Assessing the impacts of productivity growth on poverty involves a number of steps. The purpose of this short paper is to lay out the steps involved as a basis for making such an evaluation in a small economy such as Rwanda. This impact occurs through several channels, and capturing it requires that we take into account, in particular: (i) the direct impacts of productivity growth on those farmers who choose to adopt a higher-productivity approach to production; (ii) the impacts of higher productivity on the prices of food paid by the poor and the near-poor, and (iii) the impacts of higher productivity on the factor prices, and particularly the wages received for unskilled labour.

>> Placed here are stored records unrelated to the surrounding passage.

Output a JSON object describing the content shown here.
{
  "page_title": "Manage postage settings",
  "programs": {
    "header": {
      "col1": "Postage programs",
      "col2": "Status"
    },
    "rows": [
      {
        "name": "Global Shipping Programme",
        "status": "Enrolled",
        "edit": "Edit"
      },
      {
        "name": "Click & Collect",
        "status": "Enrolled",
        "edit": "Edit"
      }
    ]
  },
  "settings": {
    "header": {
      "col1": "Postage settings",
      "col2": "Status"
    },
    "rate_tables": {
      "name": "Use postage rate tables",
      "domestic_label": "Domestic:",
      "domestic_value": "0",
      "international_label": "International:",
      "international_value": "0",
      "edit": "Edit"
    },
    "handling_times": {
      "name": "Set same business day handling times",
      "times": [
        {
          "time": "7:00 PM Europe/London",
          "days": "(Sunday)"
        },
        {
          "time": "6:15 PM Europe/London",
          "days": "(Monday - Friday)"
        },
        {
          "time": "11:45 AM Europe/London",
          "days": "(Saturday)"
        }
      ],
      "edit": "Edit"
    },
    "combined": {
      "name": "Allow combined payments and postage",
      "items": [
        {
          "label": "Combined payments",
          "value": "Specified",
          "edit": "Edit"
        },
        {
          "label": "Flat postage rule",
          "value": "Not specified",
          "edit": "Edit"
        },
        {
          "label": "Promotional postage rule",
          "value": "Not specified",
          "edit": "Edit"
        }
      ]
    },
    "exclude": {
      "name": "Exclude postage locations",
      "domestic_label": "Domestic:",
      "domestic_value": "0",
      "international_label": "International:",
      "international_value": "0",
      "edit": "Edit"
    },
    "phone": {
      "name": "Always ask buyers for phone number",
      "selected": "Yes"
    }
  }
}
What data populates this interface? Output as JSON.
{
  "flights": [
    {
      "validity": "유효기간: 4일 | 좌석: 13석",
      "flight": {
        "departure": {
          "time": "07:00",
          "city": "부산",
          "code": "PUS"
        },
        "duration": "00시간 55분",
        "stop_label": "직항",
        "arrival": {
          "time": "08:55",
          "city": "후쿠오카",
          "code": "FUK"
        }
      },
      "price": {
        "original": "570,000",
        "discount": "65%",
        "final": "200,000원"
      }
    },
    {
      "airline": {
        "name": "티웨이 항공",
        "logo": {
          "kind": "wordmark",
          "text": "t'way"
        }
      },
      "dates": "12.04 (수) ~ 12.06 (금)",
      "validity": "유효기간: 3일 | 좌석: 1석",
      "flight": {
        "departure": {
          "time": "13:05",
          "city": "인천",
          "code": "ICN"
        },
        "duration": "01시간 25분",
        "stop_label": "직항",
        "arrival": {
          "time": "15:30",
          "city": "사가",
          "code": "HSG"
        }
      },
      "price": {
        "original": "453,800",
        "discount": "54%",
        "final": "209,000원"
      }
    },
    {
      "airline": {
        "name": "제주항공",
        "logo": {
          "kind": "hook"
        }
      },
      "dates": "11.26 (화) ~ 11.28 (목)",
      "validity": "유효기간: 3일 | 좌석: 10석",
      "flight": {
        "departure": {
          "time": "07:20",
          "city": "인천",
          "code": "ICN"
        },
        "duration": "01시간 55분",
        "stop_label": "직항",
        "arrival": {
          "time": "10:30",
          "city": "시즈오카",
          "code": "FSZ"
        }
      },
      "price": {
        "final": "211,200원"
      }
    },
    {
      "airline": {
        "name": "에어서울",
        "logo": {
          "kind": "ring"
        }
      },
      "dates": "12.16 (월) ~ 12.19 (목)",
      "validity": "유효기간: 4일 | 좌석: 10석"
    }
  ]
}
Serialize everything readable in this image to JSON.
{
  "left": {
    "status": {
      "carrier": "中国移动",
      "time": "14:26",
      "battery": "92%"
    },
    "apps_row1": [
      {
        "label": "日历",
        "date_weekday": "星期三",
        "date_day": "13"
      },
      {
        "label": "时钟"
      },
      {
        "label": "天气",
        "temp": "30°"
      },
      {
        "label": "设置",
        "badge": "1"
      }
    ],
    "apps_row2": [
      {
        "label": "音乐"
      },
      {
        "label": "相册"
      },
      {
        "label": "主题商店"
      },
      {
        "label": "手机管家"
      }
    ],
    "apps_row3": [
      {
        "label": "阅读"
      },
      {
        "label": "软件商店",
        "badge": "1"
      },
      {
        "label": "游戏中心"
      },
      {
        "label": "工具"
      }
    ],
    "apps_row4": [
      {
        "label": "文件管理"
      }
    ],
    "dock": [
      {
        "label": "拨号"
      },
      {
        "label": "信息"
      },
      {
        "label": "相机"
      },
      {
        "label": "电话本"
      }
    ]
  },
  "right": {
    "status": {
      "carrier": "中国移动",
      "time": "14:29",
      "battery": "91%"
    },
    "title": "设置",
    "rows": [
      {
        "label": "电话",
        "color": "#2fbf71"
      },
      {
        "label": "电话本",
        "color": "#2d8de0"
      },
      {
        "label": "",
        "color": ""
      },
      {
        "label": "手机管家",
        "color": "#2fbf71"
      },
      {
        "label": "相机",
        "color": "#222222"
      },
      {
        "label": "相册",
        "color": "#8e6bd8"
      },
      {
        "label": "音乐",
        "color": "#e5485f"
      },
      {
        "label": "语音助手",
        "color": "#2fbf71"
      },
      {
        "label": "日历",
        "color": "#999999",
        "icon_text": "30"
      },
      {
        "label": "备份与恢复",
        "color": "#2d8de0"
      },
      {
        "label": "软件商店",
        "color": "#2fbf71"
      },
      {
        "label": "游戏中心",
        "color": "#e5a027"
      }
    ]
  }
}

Clearly, any analysis of the implications of productivity change must take into account a combination of changes at the individual farm level—such as the impacts of changes in productivity on farm output and the revenues from production. But, particularly in a small economy such as Rwanda, the analysis must take into account economy-wide impacts such as the impacts on food prices and on factor prices paid to low-income workers. To do this requires a combination of economy-wide modelling and detailed household analysis. The purpose of this paper is to explore ways in which this might be done in a rigorous way, guided by the available data and modelling approaches.